DRYOBATES VILLOSUS LEUCOMELAS - Northern Hairy Woodpecker. This large form of the Hairy Woodpecker nests along the northern tier of States, particularly those bordering the Saint Lawrence, and thence north through the interior of the fur countries, reaching rarely, if at all, the coast of Bering Sea and the adjacent Arctic shores. The specimen in my collection was taken by Mr. McQuesten at Fort Reliance, on the Upper Yukon, about latitude ?? (unreadable), and undoubtedly the bird straggles still farther north.

SAYORNIS SAYA - Say's Phoebe. Several specimens of this bird were brought me from Fort Reliance by Mr. McQuesten, one a male taken on May 12, and a young of the year taken on September 12. The fur traders told me that the bird breeds thus far north, and perhaps even beyond, within the Arctic Circle, which crosses the Yukon a short distance from the locality whence came my specimens.


Throughout Alaska this species appears to be very rare. Two specimens were taken in the vicinity of Saint Michaels during my residence there, and three were secured on the Upper Yukon by Mr. McQuesten on April 3 and 30, 1879. All of these birds are spring males and typical of this variety. It is much more common on the headwaters of the Yukon during spring and summer than along the shores of Bering Sea, where it can only be counted a very rare straggler.


The males reach the Upper Yukon on their return in spring by the 5th to the 18th of April in nearly perfect breeding dress, and from the examination of specimens obtained there by Mr. McQuesten, as also of others taken in full breeding plumage, I am led to believe that, like the Snow Bunting, this bird does not undergo a spring moult, but attains its breeding plumage merely by the wearing away of the light edges to the feathers.

Edward Nelson mentions Captain Jack twice more:

"For repeated kindly aid during my residence in the north, I am under obligations to every one of the fur traders and agents of the Alaska Commercial Company with whom I came in contact, and to my associates at Saint Michaels, Messrs.
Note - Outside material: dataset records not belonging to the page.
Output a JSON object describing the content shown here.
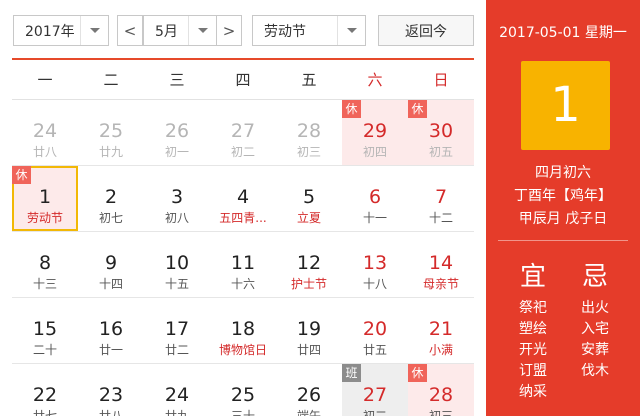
{
  "controls": {
    "year": "2017年",
    "prev": "<",
    "month": "5月",
    "next": ">",
    "holiday": "劳动节",
    "today_button": "返回今"
  },
  "weekdays": [
    "一",
    "二",
    "三",
    "四",
    "五",
    "六",
    "日"
  ],
  "weeks": [
    [
      {
        "d": "24",
        "l": "廿八",
        "other": true
      },
      {
        "d": "25",
        "l": "廿九",
        "other": true
      },
      {
        "d": "26",
        "l": "初一",
        "other": true
      },
      {
        "d": "27",
        "l": "初二",
        "other": true
      },
      {
        "d": "28",
        "l": "初三",
        "other": true
      },
      {
        "d": "29",
        "l": "初四",
        "other": true,
        "wkend": true,
        "holiday": true,
        "badge": "休"
      },
      {
        "d": "30",
        "l": "初五",
        "other": true,
        "wkend": true,
        "holiday": true,
        "badge": "休"
      }
    ],
    [
      {
        "d": "1",
        "l": "劳动节",
        "fest": true,
        "holiday": true,
        "selected": true,
        "badge": "休"
      },
      {
        "d": "2",
        "l": "初七"
      },
      {
        "d": "3",
        "l": "初八"
      },
      {
        "d": "4",
        "l": "五四青...",
        "fest": true
      },
      {
        "d": "5",
        "l": "立夏",
        "fest": true
      },
      {
        "d": "6",
        "l": "十一",
        "wkend": true
      },
      {
        "d": "7",
        "l": "十二",
        "wkend": true
      }
    ],
    [
      {
        "d": "8",
        "l": "十三"
      },
      {
        "d": "9",
        "l": "十四"
      },
      {
        "d": "10",
        "l": "十五"
      },
      {
        "d": "11",
        "l": "十六"
      },
      {
        "d": "12",
        "l": "护士节",
        "fest": true
      },
      {
        "d": "13",
        "l": "十八",
        "wkend": true
      },
      {
        "d": "14",
        "l": "母亲节",
        "wkend": true,
        "fest": true
      }
    ],
    [
      {
        "d": "15",
        "l": "二十"
      },
      {
        "d": "16",
        "l": "廿一"
      },
      {
        "d": "17",
        "l": "廿二"
      },
      {
        "d": "18",
        "l": "博物馆日",
        "fest": true
      },
      {
        "d": "19",
        "l": "廿四"
      },
      {
        "d": "20",
        "l": "廿五",
        "wkend": true
      },
      {
        "d": "21",
        "l": "小满",
        "wkend": true,
        "fest": true
      }
    ],
    [
      {
        "d": "22",
        "l": "廿七"
      },
      {
        "d": "23",
        "l": "廿八"
      },
      {
        "d": "24",
        "l": "廿九"
      },
      {
        "d": "25",
        "l": "三十"
      },
      {
        "d": "26",
        "l": "端午"
      },
      {
        "d": "27",
        "l": "初二",
        "wkend": true,
        "work": true,
        "badge": "班"
      },
      {
        "d": "28",
        "l": "初三",
        "wkend": true,
        "holiday": true,
        "badge": "休"
      }
    ]
  ],
  "detail": {
    "date": "2017-05-01 星期一",
    "day": "1",
    "lunar_date": "四月初六",
    "ganzhi_year": "丁酉年【鸡年】",
    "ganzhi_month_day": "甲辰月 戊子日",
    "yi_title": "宜",
    "ji_title": "忌",
    "yi": [
      "祭祀",
      "塑绘",
      "开光",
      "订盟",
      "纳采"
    ],
    "ji": [
      "出火",
      "入宅",
      "安葬",
      "伐木"
    ]
  },
  "colors": {
    "accent": "#e53c2a",
    "big_day_bg": "#f8b300",
    "holiday_bg": "#fdeaea",
    "weekend_text": "#d42a2a",
    "selected_border": "#f2b806"
  }
}
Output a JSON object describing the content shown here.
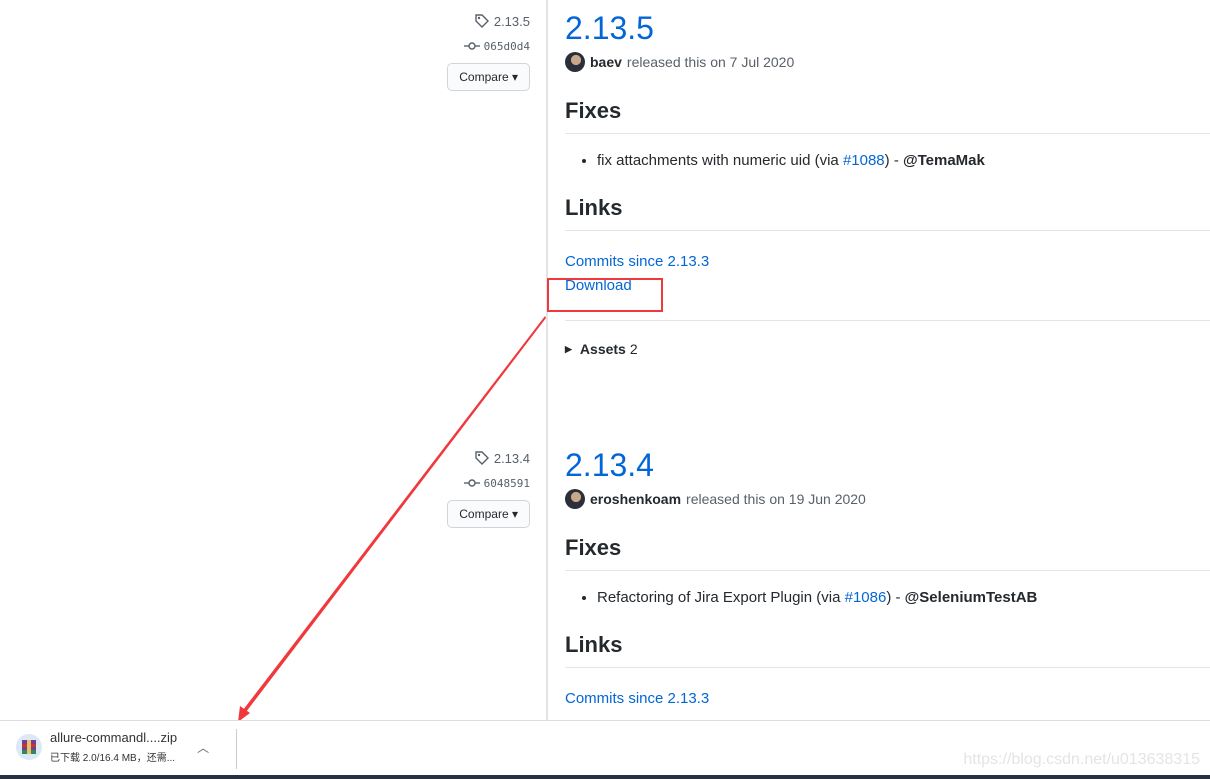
{
  "releases": [
    {
      "tag": "2.13.5",
      "commit": "065d0d4",
      "compare": "Compare",
      "version": "2.13.5",
      "author": "baev",
      "released_text": "released this on 7 Jul 2020",
      "fixes_heading": "Fixes",
      "fix": {
        "text": "fix attachments with numeric uid (via ",
        "link": "#1088",
        "after": ") - ",
        "user": "@TemaMak"
      },
      "links_heading": "Links",
      "commits_link": "Commits since 2.13.3",
      "download_link": "Download",
      "assets_label": "Assets",
      "assets_count": "2"
    },
    {
      "tag": "2.13.4",
      "commit": "6048591",
      "compare": "Compare",
      "version": "2.13.4",
      "author": "eroshenkoam",
      "released_text": "released this on 19 Jun 2020",
      "fixes_heading": "Fixes",
      "fix": {
        "text": "Refactoring of Jira Export Plugin (via ",
        "link": "#1086",
        "after": ") - ",
        "user": "@SeleniumTestAB"
      },
      "links_heading": "Links",
      "commits_link": "Commits since 2.13.3"
    }
  ],
  "download_bar": {
    "filename": "allure-commandl....zip",
    "status": "已下载 2.0/16.4 MB，还需..."
  },
  "watermark": "https://blog.csdn.net/u013638315",
  "colors": {
    "link": "#0366d6",
    "annotation": "#f0393c"
  }
}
Rudolph and Henry Neumann and M. Lorenz. I can never forget the cordial interest with which these gentlemen were ever ready to forward my plans, even at considerable personal inconvenience to themselves. To Mr. L. N. McQuesten I am under obligations for many specimens from the Upper Yukon, including the types of Ovis Dalli. (This is the Dall Sheep and Jack is recorded as first to secure a specimen of this hard to find mountain sheep.)"

"E. W. NELSON. SPRINGERVILLE, AKIZ., November 25, 1886."

And finally:

"In closing this brief outline of work accomplished I take pleasure in acknowledging my indebtedness for favors received from the Alaska Commercial Company and particularly from its officers at Saint Michaels, Messrs. Neumann and M. Lorenz.The fur traders, one and all, forwarded my work with voluntary assistance, and my thanks are particularly due to Messrs. L. N. McQuesten, Charles Petersen, Fredrieks, and Williams."

"E. W. NELSON. SPRINGERVILLE, ARIZ., March 3, 1886."

Elsewhere, Jack is credited with discovering a new breed of bear. At first I thought this might be the Kodiak Bear but later found a more complete description which claimed that this bear had shorter legs on one side than the other because it lived at very high elevations. This does seem a little bit bizarre since the bear would have to always travel in one direction to take advantage of longer legs on one side. Still, the report was given seriously. I wonder if it was just Jack playing a joke on someone.